One would expect a Republican governor to support his party’s nominee. Gov. Larry Hogan, though, is artfully avoiding that move.
Years of stagnant or reduced behavioral health budgets have jeopardized critical access to mental health and substance use disorder treatment. Without action, we fear that community health providers may close up shop, and Marylanders who urgently need behavioral health care will instead find closed doors or dead ends. Commentary by Sen. Guy Guzzone and Del. Antonio Hayes.
At first glance there is lots to like about Gov. Larry Hogan, Jr.’s new budget. It’s largely a status quo blueprint that keeping spending under expected revenue growth without harming ongoing programs. There’s a bit of sunshine for just about every group – liberals, conservatives, environmentalists, law-and-order types, urban dwellers, rural residents and suburbanites.
Legislators and nonprofit groups are still digesting the $42.3 billion budget Gov. Larry Hogan submitted Wednesday. But there were few signs of indigestion over a proposal that increases spending by $2 billion (5%), while setting aside a record $1.5 billion in reserves and surplus. “We don’t know until we get into all the details” is the way House Speaker Michael Busch summed it up after breakfast with the governor and fiscal leaders. House Appropriations Committee Chair Maggie McIntosh had lots of unanswered questions, as well.
Three senators on the Judicial Proceedings Committee — Michael Hough, Jamie Raskin and Chairman Bobby Zirkin– are sponsoring a comprehensive new bill (SB161) to fundamentally reform how and when law enforcement can seize money and other assets from people suspected of crimes.
Two-thirds of all voters (67%) in a new poll taken last week approve of the job Gov. Larry Hogan is doing and only 19% disapprove, a higher approval rating than ever achieved by either of his two predecessors. Three out of five voters (60%) believe Maryland is headed in the right direction, while 22% say the state is headed on the wrong track, with 18% giving no answer. Linked to full poll results.
Asked about the long-smoldering fight over a 160-megawatt trash incinerator proposed in south Baltimore, Gov. Larry Hogan said at a forum Wednesday that he has “no position on it because I don’t have the facts.” The woman who asked the question found Hogan’s reply “infuriating,” even though he promised to have his staff meet with her and the group opposing the incinerator. “We’ve been fighting this proposal for four years,” she said. But Hogan’s environment secretary knew a lot about the project.
Amid a sea of Maryland state-flag neckties and toddlers in suits, legislators of the Maryland General Assembly were gaveled in for the first day of the 2016 session. Senate President Thomas V. “Mike” Miller Jr. and House Speaker Michael Busch, both Democrats, were reinstated in their leadership positions. It is Miller’s 30th legislative session as president, the longest-serving presiding officer in any U.S. legislature. Miller, 73, is now also the longest-serving member of the Maryland General Assembly, first elected to the House of Delegates in 1970.
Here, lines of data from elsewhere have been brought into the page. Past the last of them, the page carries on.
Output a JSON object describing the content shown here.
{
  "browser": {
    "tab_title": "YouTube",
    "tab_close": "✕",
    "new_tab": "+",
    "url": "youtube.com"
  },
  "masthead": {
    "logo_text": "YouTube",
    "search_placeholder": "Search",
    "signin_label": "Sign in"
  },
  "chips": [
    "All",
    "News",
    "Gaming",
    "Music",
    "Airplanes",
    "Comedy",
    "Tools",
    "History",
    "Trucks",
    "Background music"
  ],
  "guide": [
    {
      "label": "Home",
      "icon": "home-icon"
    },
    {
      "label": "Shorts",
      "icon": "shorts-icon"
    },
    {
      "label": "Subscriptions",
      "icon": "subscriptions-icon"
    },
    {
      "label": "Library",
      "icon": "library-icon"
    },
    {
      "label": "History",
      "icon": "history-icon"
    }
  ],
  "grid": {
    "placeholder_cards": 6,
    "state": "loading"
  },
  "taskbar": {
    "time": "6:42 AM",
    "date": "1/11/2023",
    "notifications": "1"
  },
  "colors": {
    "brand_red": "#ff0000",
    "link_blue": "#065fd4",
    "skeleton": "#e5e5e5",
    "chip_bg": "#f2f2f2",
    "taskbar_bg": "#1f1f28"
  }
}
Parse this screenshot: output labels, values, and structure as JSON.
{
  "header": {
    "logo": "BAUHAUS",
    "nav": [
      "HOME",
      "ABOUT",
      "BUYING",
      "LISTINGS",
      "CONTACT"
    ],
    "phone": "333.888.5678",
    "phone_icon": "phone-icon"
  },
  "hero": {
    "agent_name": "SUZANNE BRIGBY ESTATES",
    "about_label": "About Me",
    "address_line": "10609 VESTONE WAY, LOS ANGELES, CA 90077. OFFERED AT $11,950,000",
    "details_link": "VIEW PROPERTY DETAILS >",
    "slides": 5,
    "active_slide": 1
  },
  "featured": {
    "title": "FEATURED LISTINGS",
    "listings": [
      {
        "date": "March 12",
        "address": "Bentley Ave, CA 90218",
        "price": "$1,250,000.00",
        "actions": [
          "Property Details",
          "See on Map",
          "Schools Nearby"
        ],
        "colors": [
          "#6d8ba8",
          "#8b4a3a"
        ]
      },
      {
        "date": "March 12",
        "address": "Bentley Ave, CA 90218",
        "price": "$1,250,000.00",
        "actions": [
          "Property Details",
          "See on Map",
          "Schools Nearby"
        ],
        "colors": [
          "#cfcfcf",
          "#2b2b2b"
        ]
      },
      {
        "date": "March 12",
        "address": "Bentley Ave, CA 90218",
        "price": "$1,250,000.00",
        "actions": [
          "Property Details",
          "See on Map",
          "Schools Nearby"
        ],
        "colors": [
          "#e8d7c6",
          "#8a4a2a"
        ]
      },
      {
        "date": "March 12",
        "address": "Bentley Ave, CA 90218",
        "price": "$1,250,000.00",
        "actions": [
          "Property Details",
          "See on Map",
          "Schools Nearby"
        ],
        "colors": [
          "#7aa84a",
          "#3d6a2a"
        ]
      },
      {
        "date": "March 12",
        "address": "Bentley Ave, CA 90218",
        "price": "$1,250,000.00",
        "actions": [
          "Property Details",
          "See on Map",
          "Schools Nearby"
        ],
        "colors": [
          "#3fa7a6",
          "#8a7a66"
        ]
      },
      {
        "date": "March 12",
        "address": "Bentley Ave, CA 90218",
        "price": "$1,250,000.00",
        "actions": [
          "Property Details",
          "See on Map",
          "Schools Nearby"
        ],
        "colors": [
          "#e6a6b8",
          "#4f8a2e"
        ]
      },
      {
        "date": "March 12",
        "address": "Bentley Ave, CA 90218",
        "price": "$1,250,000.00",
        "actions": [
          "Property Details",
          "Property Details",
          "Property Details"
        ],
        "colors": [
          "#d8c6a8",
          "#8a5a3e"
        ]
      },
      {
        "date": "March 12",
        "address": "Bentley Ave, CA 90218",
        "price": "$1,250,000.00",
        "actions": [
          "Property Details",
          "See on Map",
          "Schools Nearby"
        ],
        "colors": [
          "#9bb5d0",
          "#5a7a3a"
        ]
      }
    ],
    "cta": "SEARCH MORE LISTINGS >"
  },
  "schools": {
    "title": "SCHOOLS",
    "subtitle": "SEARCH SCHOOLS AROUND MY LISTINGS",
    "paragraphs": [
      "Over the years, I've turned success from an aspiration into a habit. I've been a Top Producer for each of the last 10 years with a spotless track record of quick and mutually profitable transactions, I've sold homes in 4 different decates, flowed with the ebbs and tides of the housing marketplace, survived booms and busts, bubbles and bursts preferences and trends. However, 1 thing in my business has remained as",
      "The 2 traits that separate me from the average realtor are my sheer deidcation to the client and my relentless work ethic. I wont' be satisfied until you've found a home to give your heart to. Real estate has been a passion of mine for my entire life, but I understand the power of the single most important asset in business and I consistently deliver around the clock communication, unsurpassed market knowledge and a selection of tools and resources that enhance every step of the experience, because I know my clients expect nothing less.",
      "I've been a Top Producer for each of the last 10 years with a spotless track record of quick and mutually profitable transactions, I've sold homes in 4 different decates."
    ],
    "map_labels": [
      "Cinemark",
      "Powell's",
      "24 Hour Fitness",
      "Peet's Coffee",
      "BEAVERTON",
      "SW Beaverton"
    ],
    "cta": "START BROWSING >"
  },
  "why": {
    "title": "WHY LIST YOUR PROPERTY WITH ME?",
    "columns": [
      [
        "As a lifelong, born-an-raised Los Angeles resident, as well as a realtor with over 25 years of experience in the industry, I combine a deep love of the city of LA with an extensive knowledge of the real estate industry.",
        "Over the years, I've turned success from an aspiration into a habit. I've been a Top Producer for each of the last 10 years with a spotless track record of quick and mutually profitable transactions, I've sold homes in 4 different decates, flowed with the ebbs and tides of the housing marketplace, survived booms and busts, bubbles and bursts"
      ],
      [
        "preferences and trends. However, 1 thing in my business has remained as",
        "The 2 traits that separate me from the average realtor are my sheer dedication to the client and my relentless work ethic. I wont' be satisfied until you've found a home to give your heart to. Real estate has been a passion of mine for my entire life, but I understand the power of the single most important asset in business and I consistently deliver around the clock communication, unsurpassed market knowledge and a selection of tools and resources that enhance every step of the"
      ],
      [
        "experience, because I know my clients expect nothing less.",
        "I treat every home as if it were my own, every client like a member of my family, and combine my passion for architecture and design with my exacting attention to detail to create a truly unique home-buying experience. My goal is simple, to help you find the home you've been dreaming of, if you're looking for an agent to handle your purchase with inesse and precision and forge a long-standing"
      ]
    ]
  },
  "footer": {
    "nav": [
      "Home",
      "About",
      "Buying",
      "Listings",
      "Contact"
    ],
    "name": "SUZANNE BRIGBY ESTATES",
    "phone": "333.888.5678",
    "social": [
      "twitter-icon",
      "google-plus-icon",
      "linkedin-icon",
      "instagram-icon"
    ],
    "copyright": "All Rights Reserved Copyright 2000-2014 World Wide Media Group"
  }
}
Before we get too far into the New Year, let’s dispense with the Maryland political maneuver deemed as the low point of 2015: Civil rights advocacy groups waited till the very end of the year to file the worst and most counter-productive legal complaint that’s been filed in a long, long time. The groups, including the NAACP Legal Defense and Education Fund and the American Civil Liberties Union, are essentially suing Gov. Larry Hogan administratively for daring to kill the $2.9 billion Red Line rapid rail route through Baltimore. Their reasoning: Hogan made a racially discriminatory decision that harms African Americans in Baltimore City. Not only is the complaint historically inaccurate, it is pointless and damaging to their cause.
What began at least four years ago as a personal crusade by Comptroller Peter Franchot to get air conditioning for hot Baltimore County classrooms has now turned into a cause celebre involving the governor, his cabinet secretaries and the presiding officers of the Maryland General Assembly. The heat on this political pot was turned up last week when Tim Maloney, a former delegate who represents the Senate on the Interagency Committee on School Construction, proposed deferring action on a plan to allow $15 million to be used to put room air conditioners in 1,561 classrooms. Most of them are in Baltimore County (1,109) and Baltimore City (416).